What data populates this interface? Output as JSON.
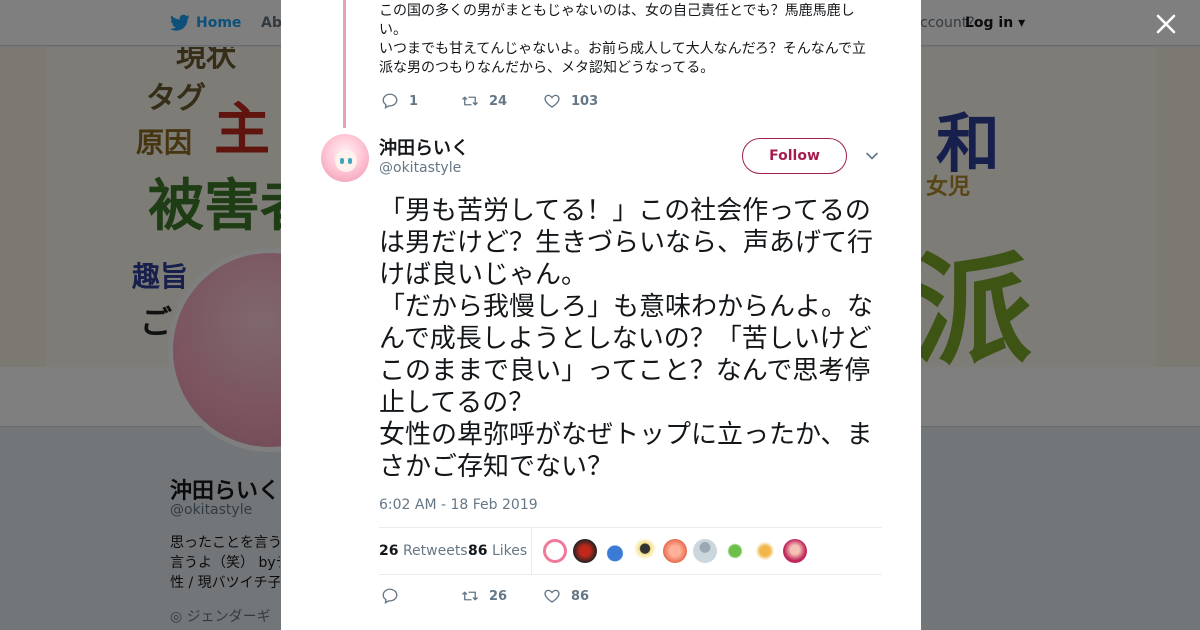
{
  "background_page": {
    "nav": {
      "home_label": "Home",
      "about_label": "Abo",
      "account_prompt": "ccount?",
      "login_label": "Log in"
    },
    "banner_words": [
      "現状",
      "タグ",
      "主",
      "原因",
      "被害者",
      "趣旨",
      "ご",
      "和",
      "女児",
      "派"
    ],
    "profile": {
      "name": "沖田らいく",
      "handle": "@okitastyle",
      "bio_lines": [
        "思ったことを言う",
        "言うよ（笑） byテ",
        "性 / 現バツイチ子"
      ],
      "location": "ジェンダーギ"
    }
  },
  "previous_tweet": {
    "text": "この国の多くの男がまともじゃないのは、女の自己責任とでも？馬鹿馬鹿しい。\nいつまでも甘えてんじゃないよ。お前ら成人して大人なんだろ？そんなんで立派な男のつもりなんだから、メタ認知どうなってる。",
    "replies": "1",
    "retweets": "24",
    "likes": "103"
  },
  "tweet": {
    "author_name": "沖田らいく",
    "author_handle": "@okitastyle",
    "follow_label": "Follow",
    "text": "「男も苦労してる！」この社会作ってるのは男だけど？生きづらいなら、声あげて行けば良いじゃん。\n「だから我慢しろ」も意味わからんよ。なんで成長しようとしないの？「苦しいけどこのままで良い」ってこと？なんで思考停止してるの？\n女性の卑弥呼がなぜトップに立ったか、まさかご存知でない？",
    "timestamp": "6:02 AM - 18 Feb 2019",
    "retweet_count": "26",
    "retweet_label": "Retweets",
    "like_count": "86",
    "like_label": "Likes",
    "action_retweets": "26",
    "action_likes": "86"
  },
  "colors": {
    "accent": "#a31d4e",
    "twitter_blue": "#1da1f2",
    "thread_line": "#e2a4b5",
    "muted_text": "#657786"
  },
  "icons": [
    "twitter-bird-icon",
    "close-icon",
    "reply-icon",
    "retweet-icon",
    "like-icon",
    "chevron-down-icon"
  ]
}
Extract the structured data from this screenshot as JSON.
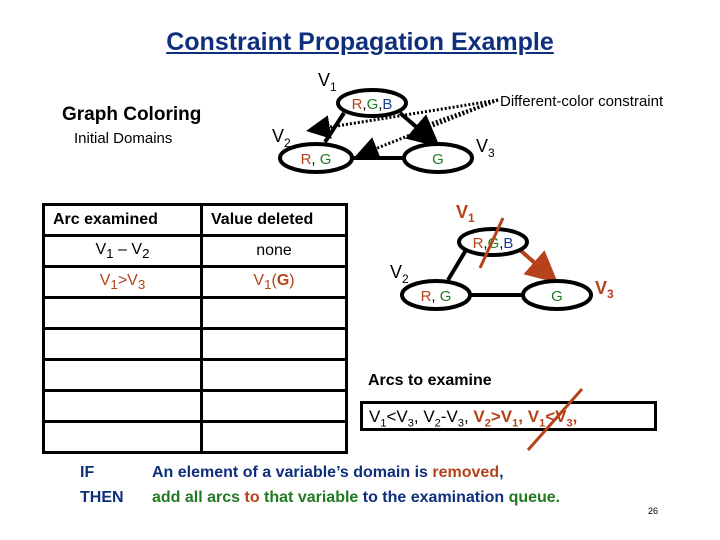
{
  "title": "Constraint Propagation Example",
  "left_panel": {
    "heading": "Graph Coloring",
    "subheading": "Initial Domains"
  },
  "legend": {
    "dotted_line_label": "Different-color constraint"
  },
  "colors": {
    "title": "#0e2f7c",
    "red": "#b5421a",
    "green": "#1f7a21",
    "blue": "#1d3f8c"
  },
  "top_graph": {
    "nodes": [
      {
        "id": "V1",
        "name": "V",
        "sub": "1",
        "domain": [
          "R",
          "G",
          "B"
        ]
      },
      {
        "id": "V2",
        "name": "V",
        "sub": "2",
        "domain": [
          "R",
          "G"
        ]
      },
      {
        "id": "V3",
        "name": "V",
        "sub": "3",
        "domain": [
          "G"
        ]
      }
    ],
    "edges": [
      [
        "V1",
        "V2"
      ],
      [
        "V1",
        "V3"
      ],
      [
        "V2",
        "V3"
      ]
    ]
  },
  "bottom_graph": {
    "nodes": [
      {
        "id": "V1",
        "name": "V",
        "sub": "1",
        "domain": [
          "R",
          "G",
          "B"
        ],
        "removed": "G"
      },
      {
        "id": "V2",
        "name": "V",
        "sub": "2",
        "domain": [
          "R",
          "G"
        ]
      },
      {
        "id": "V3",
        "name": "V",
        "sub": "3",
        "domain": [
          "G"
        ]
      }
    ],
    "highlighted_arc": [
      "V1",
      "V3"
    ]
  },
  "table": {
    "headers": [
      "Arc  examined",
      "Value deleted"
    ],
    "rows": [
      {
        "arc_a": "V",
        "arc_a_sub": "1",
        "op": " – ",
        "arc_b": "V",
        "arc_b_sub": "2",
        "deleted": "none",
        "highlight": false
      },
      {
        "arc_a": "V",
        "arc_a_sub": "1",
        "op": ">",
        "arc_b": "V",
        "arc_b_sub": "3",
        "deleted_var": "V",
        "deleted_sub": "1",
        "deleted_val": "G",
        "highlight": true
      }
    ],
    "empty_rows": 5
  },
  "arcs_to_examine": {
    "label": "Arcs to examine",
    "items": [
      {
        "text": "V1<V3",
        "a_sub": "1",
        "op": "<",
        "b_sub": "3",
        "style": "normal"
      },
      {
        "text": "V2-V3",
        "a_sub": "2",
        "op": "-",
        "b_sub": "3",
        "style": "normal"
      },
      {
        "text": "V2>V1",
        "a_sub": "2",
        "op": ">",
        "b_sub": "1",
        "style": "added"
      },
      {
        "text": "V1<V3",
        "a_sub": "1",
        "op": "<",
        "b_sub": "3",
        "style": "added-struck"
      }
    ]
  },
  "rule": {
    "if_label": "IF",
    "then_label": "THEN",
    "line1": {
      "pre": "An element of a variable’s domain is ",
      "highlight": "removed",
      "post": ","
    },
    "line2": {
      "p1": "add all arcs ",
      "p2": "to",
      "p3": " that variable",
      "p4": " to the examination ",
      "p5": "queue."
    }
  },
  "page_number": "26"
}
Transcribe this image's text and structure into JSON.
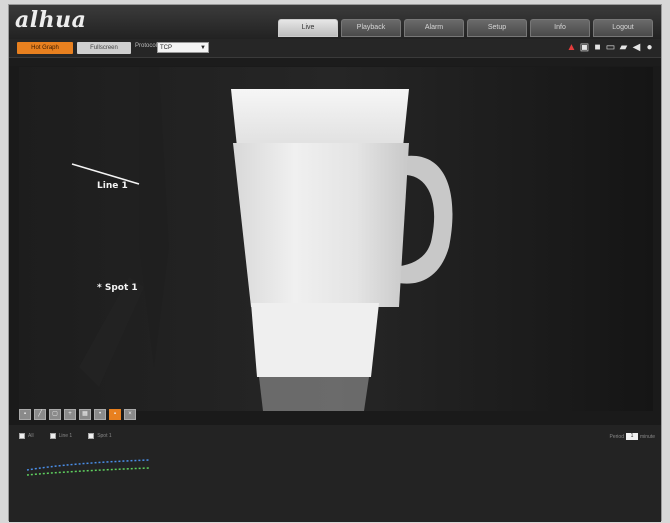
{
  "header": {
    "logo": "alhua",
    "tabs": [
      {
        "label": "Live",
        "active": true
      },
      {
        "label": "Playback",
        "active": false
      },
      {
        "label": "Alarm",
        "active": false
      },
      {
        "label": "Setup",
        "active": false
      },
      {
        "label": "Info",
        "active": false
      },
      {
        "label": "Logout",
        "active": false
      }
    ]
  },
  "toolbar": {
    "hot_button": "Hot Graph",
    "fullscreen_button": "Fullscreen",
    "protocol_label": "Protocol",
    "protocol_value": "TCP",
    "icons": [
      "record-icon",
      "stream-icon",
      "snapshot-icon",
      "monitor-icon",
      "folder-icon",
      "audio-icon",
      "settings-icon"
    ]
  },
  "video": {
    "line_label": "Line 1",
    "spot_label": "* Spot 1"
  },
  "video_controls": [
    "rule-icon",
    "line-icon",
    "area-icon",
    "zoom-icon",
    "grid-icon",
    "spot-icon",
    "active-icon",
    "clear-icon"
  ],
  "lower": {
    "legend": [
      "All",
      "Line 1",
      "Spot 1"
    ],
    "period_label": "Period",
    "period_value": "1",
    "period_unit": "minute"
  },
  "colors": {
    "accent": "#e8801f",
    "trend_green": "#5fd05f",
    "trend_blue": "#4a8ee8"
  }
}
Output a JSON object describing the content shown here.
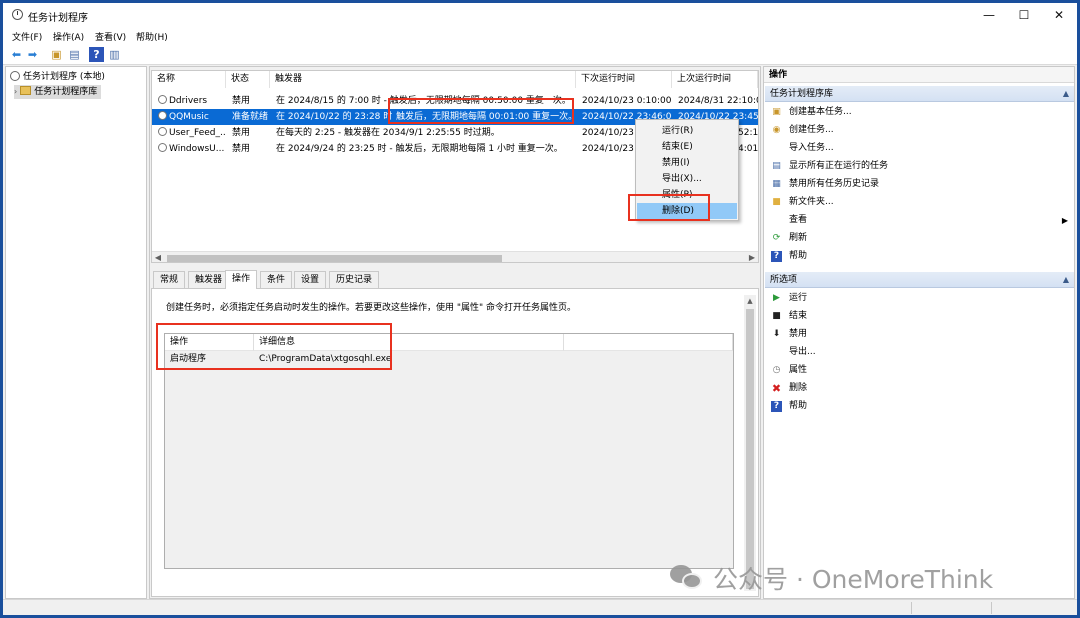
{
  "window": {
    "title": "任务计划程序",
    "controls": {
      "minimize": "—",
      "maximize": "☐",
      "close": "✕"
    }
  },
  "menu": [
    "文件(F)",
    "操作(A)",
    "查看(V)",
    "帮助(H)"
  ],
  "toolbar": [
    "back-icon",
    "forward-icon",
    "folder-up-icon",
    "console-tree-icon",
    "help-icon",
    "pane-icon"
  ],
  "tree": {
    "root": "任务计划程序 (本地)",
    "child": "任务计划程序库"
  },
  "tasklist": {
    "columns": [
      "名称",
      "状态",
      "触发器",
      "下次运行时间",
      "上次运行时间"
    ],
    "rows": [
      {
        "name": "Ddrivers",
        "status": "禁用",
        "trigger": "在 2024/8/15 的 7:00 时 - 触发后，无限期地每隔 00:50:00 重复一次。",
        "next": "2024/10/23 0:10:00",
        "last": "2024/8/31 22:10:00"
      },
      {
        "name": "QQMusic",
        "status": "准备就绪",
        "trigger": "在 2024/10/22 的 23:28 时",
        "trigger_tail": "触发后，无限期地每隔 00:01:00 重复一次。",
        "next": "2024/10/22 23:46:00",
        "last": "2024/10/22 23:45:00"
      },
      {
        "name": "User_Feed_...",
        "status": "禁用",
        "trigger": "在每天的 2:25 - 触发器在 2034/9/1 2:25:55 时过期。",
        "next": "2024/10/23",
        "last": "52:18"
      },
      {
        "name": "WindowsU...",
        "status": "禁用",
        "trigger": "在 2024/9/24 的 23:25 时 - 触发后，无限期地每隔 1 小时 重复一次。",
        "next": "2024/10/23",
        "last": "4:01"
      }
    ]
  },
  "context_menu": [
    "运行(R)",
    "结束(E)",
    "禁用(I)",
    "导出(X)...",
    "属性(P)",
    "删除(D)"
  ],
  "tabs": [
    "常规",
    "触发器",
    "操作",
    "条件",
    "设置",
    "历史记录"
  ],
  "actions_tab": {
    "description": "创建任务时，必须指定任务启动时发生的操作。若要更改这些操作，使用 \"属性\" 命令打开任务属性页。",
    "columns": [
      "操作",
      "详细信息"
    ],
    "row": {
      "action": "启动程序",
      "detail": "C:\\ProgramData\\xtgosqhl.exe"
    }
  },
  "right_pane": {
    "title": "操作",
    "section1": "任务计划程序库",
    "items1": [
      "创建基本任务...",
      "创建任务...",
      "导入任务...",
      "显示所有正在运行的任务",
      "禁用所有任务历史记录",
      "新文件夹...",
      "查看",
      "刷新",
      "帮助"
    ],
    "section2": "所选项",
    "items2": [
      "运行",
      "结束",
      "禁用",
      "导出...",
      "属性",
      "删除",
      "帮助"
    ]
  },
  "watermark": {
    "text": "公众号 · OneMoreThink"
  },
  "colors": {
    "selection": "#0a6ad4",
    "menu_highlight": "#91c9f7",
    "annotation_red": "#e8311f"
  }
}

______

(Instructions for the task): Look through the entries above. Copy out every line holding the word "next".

(Your solution):
        "next": "2024/10/23 0:10:00",
        "next": "2024/10/22 23:46:00",
        "next": "2024/10/23",
        "next": "2024/10/23",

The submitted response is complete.